TASK DESCRIPTION:
Please write out all the entries exactly, without the pictures.

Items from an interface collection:
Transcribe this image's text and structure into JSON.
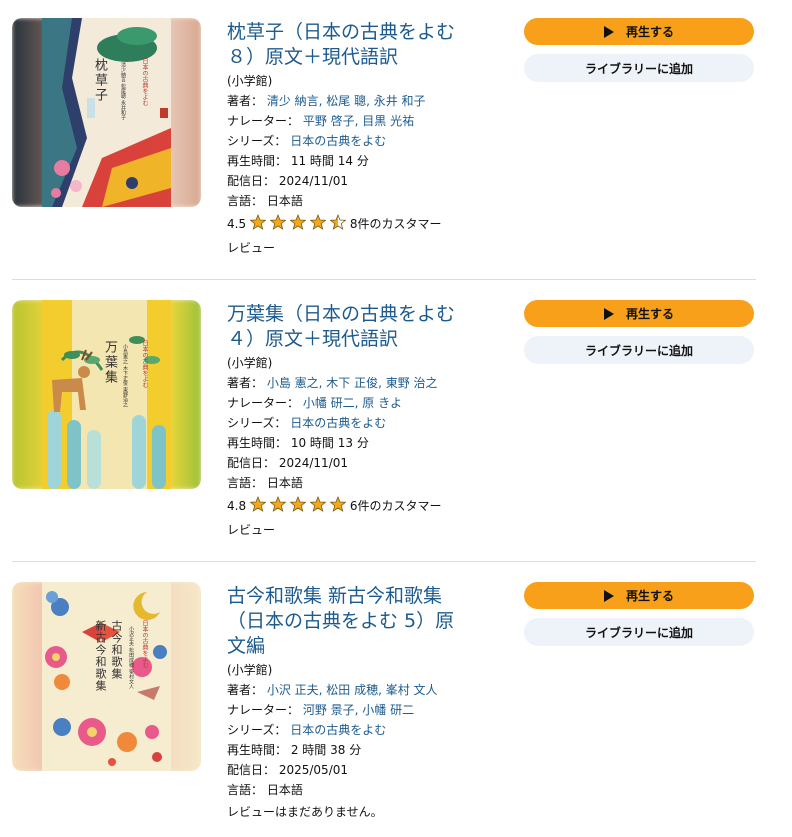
{
  "items": [
    {
      "title": "枕草子（日本の古典をよむ８）原文＋現代語訳",
      "publisher": "(小学館)",
      "author_label": "著者：",
      "authors": "清少 納言, 松尾 聰, 永井 和子",
      "narrator_label": "ナレーター：",
      "narrators": "平野 啓子, 目黒 光祐",
      "series_label": "シリーズ：",
      "series": "日本の古典をよむ",
      "runtime_label": "再生時間：",
      "runtime": "11 時間 14 分",
      "release_label": "配信日：",
      "release": "2024/11/01",
      "language_label": "言語：",
      "language": "日本語",
      "rating": "4.5",
      "stars": [
        1,
        1,
        1,
        1,
        0.5
      ],
      "reviews_line1": "8件のカスタマー",
      "reviews_line2": "レビュー",
      "cover_title": "枕草子",
      "cover_series": "日本の古典をよむ",
      "cover_sub": "清少納言 松尾聰 永井和子",
      "cover_colors": {
        "edge": "#3a3a46",
        "bg": "#f3ead9",
        "accent": "#c8e0e6"
      }
    },
    {
      "title": "万葉集（日本の古典をよむ４）原文＋現代語訳",
      "publisher": "(小学館)",
      "author_label": "著者：",
      "authors": "小島 憲之, 木下 正俊, 東野 治之",
      "narrator_label": "ナレーター：",
      "narrators": "小幡 研二, 原 きよ",
      "series_label": "シリーズ：",
      "series": "日本の古典をよむ",
      "runtime_label": "再生時間：",
      "runtime": "10 時間 13 分",
      "release_label": "配信日：",
      "release": "2024/11/01",
      "language_label": "言語：",
      "language": "日本語",
      "rating": "4.8",
      "stars": [
        1,
        1,
        1,
        1,
        1
      ],
      "reviews_line1": "6件のカスタマー",
      "reviews_line2": "レビュー",
      "cover_title": "万葉集",
      "cover_series": "日本の古典をよむ",
      "cover_sub": "小島憲之 木下正俊 東野治之",
      "cover_colors": {
        "edge": "#d8d02a",
        "bg": "#f1ead2",
        "accent": "#f2cc2e"
      }
    },
    {
      "title": "古今和歌集 新古今和歌集（日本の古典をよむ 5）原文編",
      "publisher": "(小学館)",
      "author_label": "著者：",
      "authors": "小沢 正夫, 松田 成穂, 峯村 文人",
      "narrator_label": "ナレーター：",
      "narrators": "河野 景子, 小幡 研二",
      "series_label": "シリーズ：",
      "series": "日本の古典をよむ",
      "runtime_label": "再生時間：",
      "runtime": "2 時間 38 分",
      "release_label": "配信日：",
      "release": "2025/05/01",
      "language_label": "言語：",
      "language": "日本語",
      "no_reviews": "レビューはまだありません。",
      "cover_title": "古今和歌集",
      "cover_title2": "新古今和歌集",
      "cover_series": "日本の古典をよむ",
      "cover_sub": "小沢正夫 松田成穂 峯村文人",
      "cover_colors": {
        "edge": "#f3d9b0",
        "bg": "#f6ecd0",
        "accent": "#e8523c"
      }
    }
  ],
  "actions": {
    "play_label": "再生する",
    "library_label": "ライブラリーに追加"
  },
  "icons": {
    "play": "play-icon",
    "star_full": "star-icon",
    "star_half": "star-half-icon"
  },
  "colors": {
    "link": "#1d5b8f",
    "play_button": "#f8a01a",
    "library_button": "#eef3f9",
    "star": "#f3a81d"
  }
}
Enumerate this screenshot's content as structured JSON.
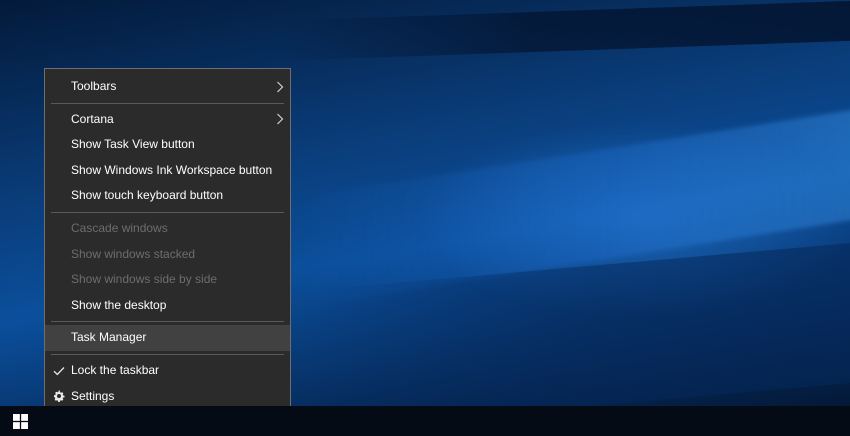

EXERCISE ANSWER:
Transcribe this image's text and structure into JSON.
{
  "items": [
    {
      "title": "枕草子（日本の古典をよむ８）原文＋現代語訳",
      "publisher": "(小学館)",
      "author_label": "著者：",
      "authors": "清少 納言, 松尾 聰, 永井 和子",
      "narrator_label": "ナレーター：",
      "narrators": "平野 啓子, 目黒 光祐",
      "series_label": "シリーズ：",
      "series": "日本の古典をよむ",
      "runtime_label": "再生時間：",
      "runtime": "11 時間 14 分",
      "release_label": "配信日：",
      "release": "2024/11/01",
      "language_label": "言語：",
      "language": "日本語",
      "rating": "4.5",
      "stars": [
        1,
        1,
        1,
        1,
        0.5
      ],
      "reviews_line1": "8件のカスタマー",
      "reviews_line2": "レビュー",
      "cover_title": "枕草子",
      "cover_series": "日本の古典をよむ",
      "cover_sub": "清少納言 松尾聰 永井和子",
      "cover_colors": {
        "edge": "#3a3a46",
        "bg": "#f3ead9",
        "accent": "#c8e0e6"
      }
    },
    {
      "title": "万葉集（日本の古典をよむ４）原文＋現代語訳",
      "publisher": "(小学館)",
      "author_label": "著者：",
      "authors": "小島 憲之, 木下 正俊, 東野 治之",
      "narrator_label": "ナレーター：",
      "narrators": "小幡 研二, 原 きよ",
      "series_label": "シリーズ：",
      "series": "日本の古典をよむ",
      "runtime_label": "再生時間：",
      "runtime": "10 時間 13 分",
      "release_label": "配信日：",
      "release": "2024/11/01",
      "language_label": "言語：",
      "language": "日本語",
      "rating": "4.8",
      "stars": [
        1,
        1,
        1,
        1,
        1
      ],
      "reviews_line1": "6件のカスタマー",
      "reviews_line2": "レビュー",
      "cover_title": "万葉集",
      "cover_series": "日本の古典をよむ",
      "cover_sub": "小島憲之 木下正俊 東野治之",
      "cover_colors": {
        "edge": "#d8d02a",
        "bg": "#f1ead2",
        "accent": "#f2cc2e"
      }
    },
    {
      "title": "古今和歌集 新古今和歌集（日本の古典をよむ 5）原文編",
      "publisher": "(小学館)",
      "author_label": "著者：",
      "authors": "小沢 正夫, 松田 成穂, 峯村 文人",
      "narrator_label": "ナレーター：",
      "narrators": "河野 景子, 小幡 研二",
      "series_label": "シリーズ：",
      "series": "日本の古典をよむ",
      "runtime_label": "再生時間：",
      "runtime": "2 時間 38 分",
      "release_label": "配信日：",
      "release": "2025/05/01",
      "language_label": "言語：",
      "language": "日本語",
      "no_reviews": "レビューはまだありません。",
      "cover_title": "古今和歌集",
      "cover_title2": "新古今和歌集",
      "cover_series": "日本の古典をよむ",
      "cover_sub": "小沢正夫 松田成穂 峯村文人",
      "cover_colors": {
        "edge": "#f3d9b0",
        "bg": "#f6ecd0",
        "accent": "#e8523c"
      }
    }
  ],
  "actions": {
    "play_label": "再生する",
    "library_label": "ライブラリーに追加"
  },
  "icons": {
    "play": "play-icon",
    "star_full": "star-icon",
    "star_half": "star-half-icon"
  },
  "colors": {
    "link": "#1d5b8f",
    "play_button": "#f8a01a",
    "library_button": "#eef3f9",
    "star": "#f3a81d"
  }
}
Enumerate this screenshot's content as structured JSON.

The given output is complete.